Copy each record below exactly, please, and leave its pictures out.

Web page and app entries
------------------------

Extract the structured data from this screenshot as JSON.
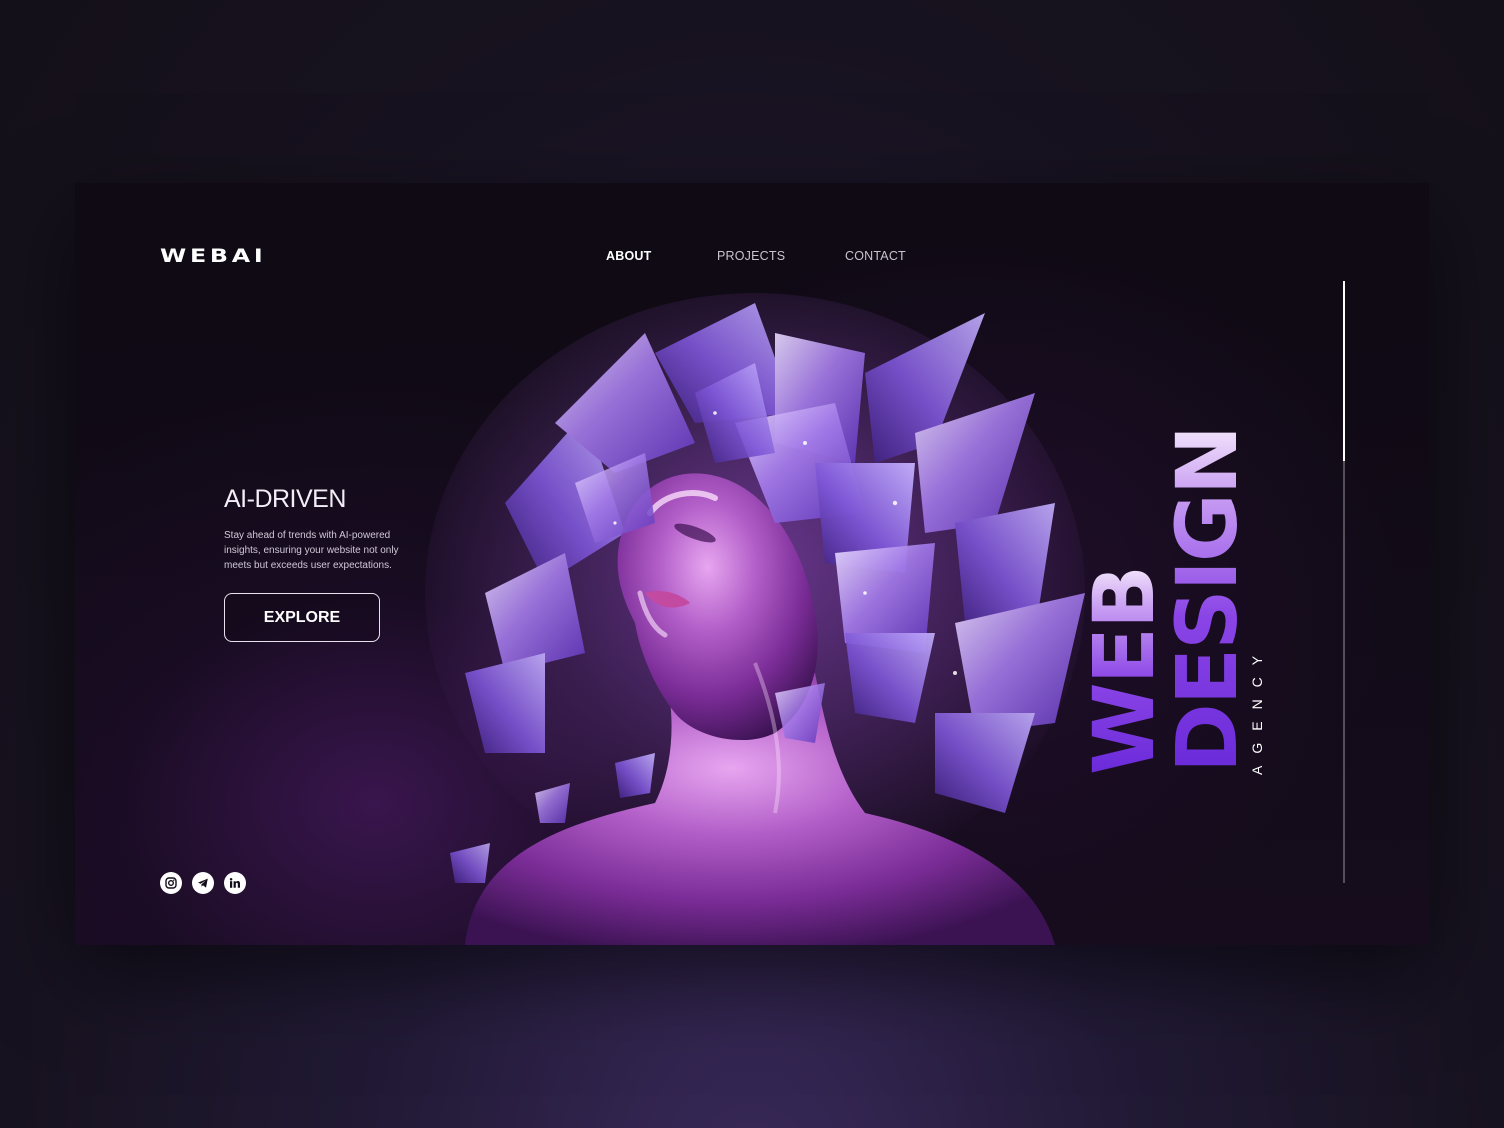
{
  "brand": {
    "logo": "WEBAI"
  },
  "nav": {
    "items": [
      {
        "label": "ABOUT",
        "active": true
      },
      {
        "label": "PROJECTS",
        "active": false
      },
      {
        "label": "CONTACT",
        "active": false
      }
    ]
  },
  "hero": {
    "subtitle": "AI-DRIVEN",
    "description": "Stay ahead of trends with AI-powered insights, ensuring your website not only meets but exceeds user expectations.",
    "cta_label": "EXPLORE",
    "headline_line1": "WEB",
    "headline_line2": "DESIGN",
    "tagline": "AGENCY"
  },
  "socials": [
    {
      "icon": "instagram-icon"
    },
    {
      "icon": "telegram-icon"
    },
    {
      "icon": "linkedin-icon"
    }
  ],
  "colors": {
    "accent_purple": "#7b3fe4",
    "accent_light": "#f2e4fb",
    "background": "#120b18",
    "outer_background": "#1b1528"
  }
}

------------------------

Written answer -
Extract the structured data from this screenshot as JSON.
{
  "brand": {
    "logo": "WEBAI"
  },
  "nav": {
    "items": [
      {
        "label": "ABOUT",
        "active": true
      },
      {
        "label": "PROJECTS",
        "active": false
      },
      {
        "label": "CONTACT",
        "active": false
      }
    ]
  },
  "hero": {
    "subtitle": "AI-DRIVEN",
    "description": "Stay ahead of trends with AI-powered insights, ensuring your website not only meets but exceeds user expectations.",
    "cta_label": "EXPLORE",
    "headline_line1": "WEB",
    "headline_line2": "DESIGN",
    "tagline": "AGENCY"
  },
  "socials": [
    {
      "icon": "instagram-icon"
    },
    {
      "icon": "telegram-icon"
    },
    {
      "icon": "linkedin-icon"
    }
  ],
  "colors": {
    "accent_purple": "#7b3fe4",
    "accent_light": "#f2e4fb",
    "background": "#120b18",
    "outer_background": "#1b1528"
  }
}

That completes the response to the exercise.